The extra-long sequence is an interesting device, but it can't be used very often or we'll be starting in too early thinking, oh no, is this going to be one of those endless sequences. Part of the effect is that you have the feeling the scene must end soon, bringing you relief, and you are oppressed when it doesn't. There needs to be a reason for putting the viewer through that grueling experience. Judging from the Television Without Pity forum, most viewers just felt abused. One comment is repeated over and over: Why didn't David escape? He had so many opportunities. The writers, I presume, trusted the viewers to know and care about David enough that they would work at understanding the reasons he did what he did, but many viewers thought the writers had just inserted an endless sequence of gratuitous violence! Partly, these viewers may have trusted their expectation that the scene would end and, when it didn't, instead of trying to understand why the writers had decided to deviate so momentously from the show's norm, they simply resorted to the outrage that takes the form of the accusation that the show has "jumped the shark."

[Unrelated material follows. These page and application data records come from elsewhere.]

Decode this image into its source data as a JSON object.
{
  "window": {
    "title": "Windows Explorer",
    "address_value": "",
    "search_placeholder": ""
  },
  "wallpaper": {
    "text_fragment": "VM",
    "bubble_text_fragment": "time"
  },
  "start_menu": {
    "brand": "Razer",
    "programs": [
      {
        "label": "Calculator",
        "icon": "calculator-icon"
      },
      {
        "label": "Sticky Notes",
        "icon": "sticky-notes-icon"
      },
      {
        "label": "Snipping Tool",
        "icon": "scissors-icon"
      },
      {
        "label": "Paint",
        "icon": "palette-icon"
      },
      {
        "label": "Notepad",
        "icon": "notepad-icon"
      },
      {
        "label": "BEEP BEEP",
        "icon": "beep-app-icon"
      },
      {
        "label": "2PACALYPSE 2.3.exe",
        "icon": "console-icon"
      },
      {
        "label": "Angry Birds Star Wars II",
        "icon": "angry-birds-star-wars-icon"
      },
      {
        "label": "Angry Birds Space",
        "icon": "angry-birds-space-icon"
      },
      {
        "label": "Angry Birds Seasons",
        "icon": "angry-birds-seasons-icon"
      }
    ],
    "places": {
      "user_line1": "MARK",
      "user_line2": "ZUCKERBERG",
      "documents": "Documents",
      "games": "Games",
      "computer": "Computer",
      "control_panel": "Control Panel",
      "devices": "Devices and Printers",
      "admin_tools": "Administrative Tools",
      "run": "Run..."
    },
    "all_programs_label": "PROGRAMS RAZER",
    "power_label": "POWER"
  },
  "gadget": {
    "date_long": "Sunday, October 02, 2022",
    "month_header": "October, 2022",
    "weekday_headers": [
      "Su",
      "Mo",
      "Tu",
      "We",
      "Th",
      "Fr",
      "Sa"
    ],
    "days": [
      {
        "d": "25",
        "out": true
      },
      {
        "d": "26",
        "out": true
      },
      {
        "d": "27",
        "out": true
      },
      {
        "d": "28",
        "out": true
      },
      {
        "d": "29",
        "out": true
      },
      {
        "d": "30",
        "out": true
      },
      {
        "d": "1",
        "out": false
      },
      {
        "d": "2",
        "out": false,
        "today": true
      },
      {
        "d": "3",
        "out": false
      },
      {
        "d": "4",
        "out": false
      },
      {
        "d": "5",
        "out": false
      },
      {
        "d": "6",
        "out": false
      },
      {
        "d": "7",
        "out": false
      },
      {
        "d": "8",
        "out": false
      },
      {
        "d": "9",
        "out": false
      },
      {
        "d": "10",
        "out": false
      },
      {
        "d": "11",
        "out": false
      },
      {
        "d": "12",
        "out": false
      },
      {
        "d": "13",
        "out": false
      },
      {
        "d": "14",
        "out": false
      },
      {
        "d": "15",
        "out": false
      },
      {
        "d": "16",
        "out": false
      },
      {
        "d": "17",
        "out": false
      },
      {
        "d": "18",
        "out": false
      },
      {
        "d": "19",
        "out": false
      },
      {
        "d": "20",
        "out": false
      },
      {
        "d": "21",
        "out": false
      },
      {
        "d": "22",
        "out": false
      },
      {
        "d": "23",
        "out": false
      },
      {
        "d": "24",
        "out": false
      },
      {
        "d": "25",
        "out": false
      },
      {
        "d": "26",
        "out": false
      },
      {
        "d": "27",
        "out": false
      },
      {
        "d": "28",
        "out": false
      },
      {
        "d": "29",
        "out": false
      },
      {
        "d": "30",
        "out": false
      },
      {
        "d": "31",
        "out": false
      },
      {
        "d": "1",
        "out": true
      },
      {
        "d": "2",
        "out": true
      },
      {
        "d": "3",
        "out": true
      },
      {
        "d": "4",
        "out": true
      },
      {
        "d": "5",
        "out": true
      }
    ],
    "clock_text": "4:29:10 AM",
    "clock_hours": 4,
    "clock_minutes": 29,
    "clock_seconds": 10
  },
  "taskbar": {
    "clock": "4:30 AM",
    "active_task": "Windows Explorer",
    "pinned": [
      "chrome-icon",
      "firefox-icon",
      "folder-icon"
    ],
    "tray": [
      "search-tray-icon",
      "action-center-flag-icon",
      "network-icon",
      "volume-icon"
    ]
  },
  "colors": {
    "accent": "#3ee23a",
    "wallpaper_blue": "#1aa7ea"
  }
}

I think the resort to the overlong sequence challenges us to understand why we are being shaken out of our normal assumptions. In fact, at the beginning of the episode, when we saw David and Keith parting, I was thinking, I'm so tired of David and Keith and their little effort to achieve a stable homelife. Keith is an especially bland character. Even though they do have him blow up every once in a while and do something violent, his basic function on the show is to offer David peace, love, and understanding, so we can then watch and see if David will be able to accept that offer. David's story began as one of self-loathing, which he's been abandoning over the years of episodes, but watching David relinquish his self-loathing over and over has become boring. One gets the point! The kidnapping scene gave us a chance to see something different and complicated about David. He was not just a perplexingly passive victim. He was actively seeking a dangerous adventure when he picked up the man who tortured him for the rest of the episode. I think we have so absorbed the idea that (in real life) it's wrong to blame the victim that we resist making the judgments about David that would allow us to understand the story the writers devised. Thus viewers passed up all the opportunities to gain interesting insights into David and instead experienced the prolonged sequence as unfairly tormenting the viewers who have come to care for him as a person. They think: Oh, why can't David just be happy with Keith?
But the scenes of David just being happy with Keith are completely tedious. This is a difficulty of a long-running drama: the characters must keep failing to solve their problems, even as we grow to love them and want the best for them. The character development that takes place has to drag them more deeply into their problems for the show to continue. The extra-long sequence was intended to convey the depth of the problem with David, without which we don't have a show.